Spiritual father of Christians
Christians, however, have no historic, biological root in Abraham. No our bond to Abraham as “our father” lies in the fact that he is the “father of our faith” and as such Christians who are predominantly gentiles (according to the Jews) or infidels (according to the Arabs) are the “spiritual offspring or children of Abraham.” (Romans 4:16 – 17; Galatians 3: 7 – 9 and 26 – 29).
Christianity originated after Jesus ascended into heaven. His followers who were taught by the twelve apostles were called “followers of the Way” or Christians and in the beginning were predominantly Jewish who accepted Jesus Christ as their Savior.
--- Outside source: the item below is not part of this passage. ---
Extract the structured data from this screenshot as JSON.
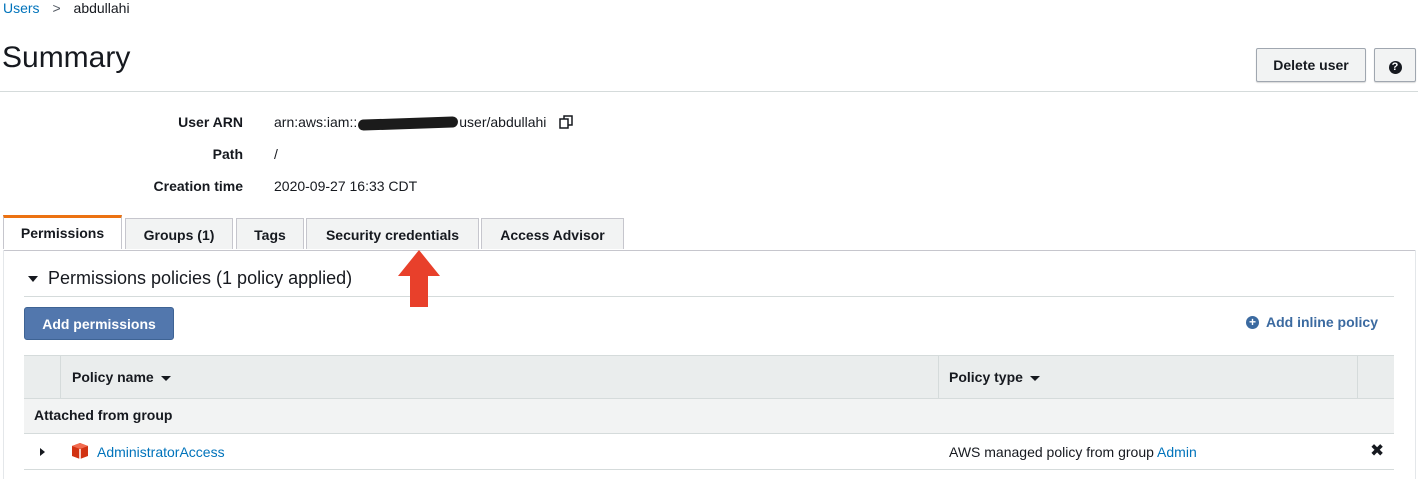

The persecution by Jewish religious leaders as well as by the Romans advanced the spread of the gospel of Jesus Christ to other countries and cities outside Jerusalem and thus non-Jewish people (gentiles) believed, were baptised and became Christians.
So Abraham is the spiritual father of all who believe that Jesus is the Son of God, died for their sins, was raised from the dead and now sits at the right hand of God the Father from where He will come to judge the living and the dead. (Galatians 3: 26 – 29). Thus Abraham can be called the father of the Christian faith because Abraham was the first mentioned in the Bible whose “faith was counted to him as righteousness” (Rom. 4: 3), just as Christians faith in God’s redemption plan through Jesus Christ is counted to them as righteousness.
The Apostle Paul states emphatically that “all those that are born of the Spirit are children of Abraham – whether Jews or Greeks.” So to be called “children of Abraham” changed with Jesus Christ’s sacrifice for the sin of the world and, therefore, only Christians (no matter what ethnicity one is from) can call Abraham the “father of our faith.” (Rom. 4:11; 4:16-17)
So yes, to Jews and Arabs Abraham is biologically and historically their forefather but he is not the father of their faith, namely Judaism and Islam. I believe it is important to know the truth about this.
When the Jews told Jesus that “we are the offspring of Abraham” he said “if you are Abrahams’s children, do the deeds of Abraham” (John 8:37 – 39), alluding to the fact that Abraham was a man known for his deeds of faith.
I, therefore, believe it is incorrect to state that Jews and Arabs have Abraham as the father of their faith, unless they are Christians. Only Christians can claim that Abraham is the “father of our faith”.
When God said to Abraham “you will be the father of many nations”, did he mean physically or spiritually? I believe he meant spiritually because Christians are made up from many nations all over the world and do not have a particular ethnicity or race. (Rom. 4: 17 – 18).
It is important to understand that half truths like the statement that “Abraham is the father of Judaism, Christianity and Islam” can lead to statements such as “because Abraham is the father of all of us, we should hold hands and pray together”, or, “because Abraham is the father of us all, we should be united”. It leads to false teaching and false beliefs, and eventually to compromising our faith.
That is why I believe it is important that we question broad statements made, especially when it tries to put the different religions under one umbrella.